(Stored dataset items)
--------------------
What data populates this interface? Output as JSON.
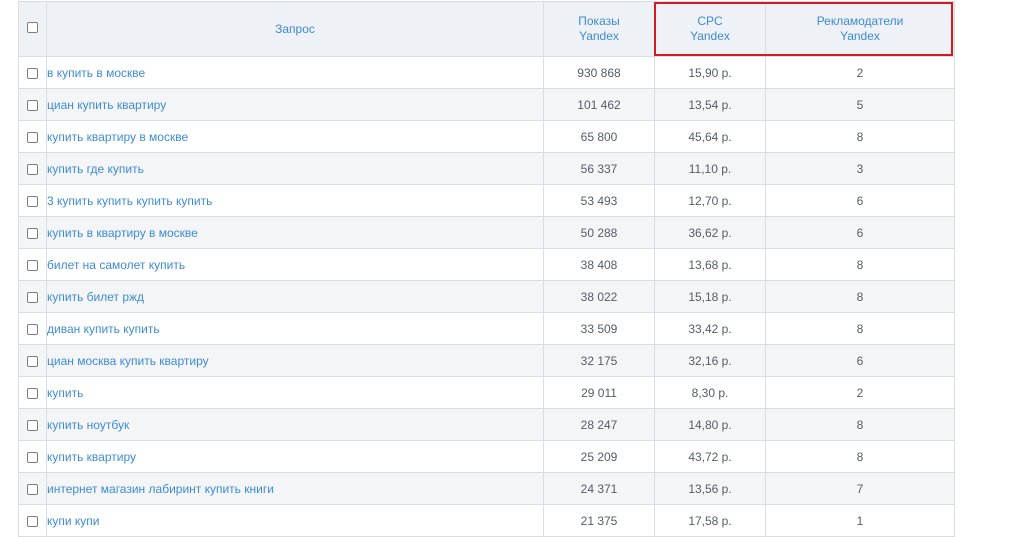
{
  "table": {
    "headers": {
      "query": "Запрос",
      "impressions": [
        "Показы",
        "Yandex"
      ],
      "cpc": [
        "CPC",
        "Yandex"
      ],
      "advertisers": [
        "Рекламодатели",
        "Yandex"
      ]
    },
    "rows": [
      {
        "query": "в купить в москве",
        "impressions": "930 868",
        "cpc": "15,90 р.",
        "advertisers": "2"
      },
      {
        "query": "циан купить квартиру",
        "impressions": "101 462",
        "cpc": "13,54 р.",
        "advertisers": "5"
      },
      {
        "query": "купить квартиру в москве",
        "impressions": "65 800",
        "cpc": "45,64 р.",
        "advertisers": "8"
      },
      {
        "query": "купить где купить",
        "impressions": "56 337",
        "cpc": "11,10 р.",
        "advertisers": "3"
      },
      {
        "query": "3 купить купить купить купить",
        "impressions": "53 493",
        "cpc": "12,70 р.",
        "advertisers": "6"
      },
      {
        "query": "купить в квартиру в москве",
        "impressions": "50 288",
        "cpc": "36,62 р.",
        "advertisers": "6"
      },
      {
        "query": "билет на самолет купить",
        "impressions": "38 408",
        "cpc": "13,68 р.",
        "advertisers": "8"
      },
      {
        "query": "купить билет ржд",
        "impressions": "38 022",
        "cpc": "15,18 р.",
        "advertisers": "8"
      },
      {
        "query": "диван купить купить",
        "impressions": "33 509",
        "cpc": "33,42 р.",
        "advertisers": "8"
      },
      {
        "query": "циан москва купить квартиру",
        "impressions": "32 175",
        "cpc": "32,16 р.",
        "advertisers": "6"
      },
      {
        "query": "купить",
        "impressions": "29 011",
        "cpc": "8,30 р.",
        "advertisers": "2"
      },
      {
        "query": "купить ноутбук",
        "impressions": "28 247",
        "cpc": "14,80 р.",
        "advertisers": "8"
      },
      {
        "query": "купить квартиру",
        "impressions": "25 209",
        "cpc": "43,72 р.",
        "advertisers": "8"
      },
      {
        "query": "интернет магазин лабиринт купить книги",
        "impressions": "24 371",
        "cpc": "13,56 р.",
        "advertisers": "7"
      },
      {
        "query": "купи купи",
        "impressions": "21 375",
        "cpc": "17,58 р.",
        "advertisers": "1"
      }
    ]
  },
  "colors": {
    "link": "#3d8bd4",
    "header_bg": "#eef1f6",
    "highlight": "#d21a22"
  }
}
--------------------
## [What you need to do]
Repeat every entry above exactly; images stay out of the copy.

## [Written reply]
What data populates this interface? Output as JSON.
{
  "table": {
    "headers": {
      "query": "Запрос",
      "impressions": [
        "Показы",
        "Yandex"
      ],
      "cpc": [
        "CPC",
        "Yandex"
      ],
      "advertisers": [
        "Рекламодатели",
        "Yandex"
      ]
    },
    "rows": [
      {
        "query": "в купить в москве",
        "impressions": "930 868",
        "cpc": "15,90 р.",
        "advertisers": "2"
      },
      {
        "query": "циан купить квартиру",
        "impressions": "101 462",
        "cpc": "13,54 р.",
        "advertisers": "5"
      },
      {
        "query": "купить квартиру в москве",
        "impressions": "65 800",
        "cpc": "45,64 р.",
        "advertisers": "8"
      },
      {
        "query": "купить где купить",
        "impressions": "56 337",
        "cpc": "11,10 р.",
        "advertisers": "3"
      },
      {
        "query": "3 купить купить купить купить",
        "impressions": "53 493",
        "cpc": "12,70 р.",
        "advertisers": "6"
      },
      {
        "query": "купить в квартиру в москве",
        "impressions": "50 288",
        "cpc": "36,62 р.",
        "advertisers": "6"
      },
      {
        "query": "билет на самолет купить",
        "impressions": "38 408",
        "cpc": "13,68 р.",
        "advertisers": "8"
      },
      {
        "query": "купить билет ржд",
        "impressions": "38 022",
        "cpc": "15,18 р.",
        "advertisers": "8"
      },
      {
        "query": "диван купить купить",
        "impressions": "33 509",
        "cpc": "33,42 р.",
        "advertisers": "8"
      },
      {
        "query": "циан москва купить квартиру",
        "impressions": "32 175",
        "cpc": "32,16 р.",
        "advertisers": "6"
      },
      {
        "query": "купить",
        "impressions": "29 011",
        "cpc": "8,30 р.",
        "advertisers": "2"
      },
      {
        "query": "купить ноутбук",
        "impressions": "28 247",
        "cpc": "14,80 р.",
        "advertisers": "8"
      },
      {
        "query": "купить квартиру",
        "impressions": "25 209",
        "cpc": "43,72 р.",
        "advertisers": "8"
      },
      {
        "query": "интернет магазин лабиринт купить книги",
        "impressions": "24 371",
        "cpc": "13,56 р.",
        "advertisers": "7"
      },
      {
        "query": "купи купи",
        "impressions": "21 375",
        "cpc": "17,58 р.",
        "advertisers": "1"
      }
    ]
  },
  "colors": {
    "link": "#3d8bd4",
    "header_bg": "#eef1f6",
    "highlight": "#d21a22"
  }
}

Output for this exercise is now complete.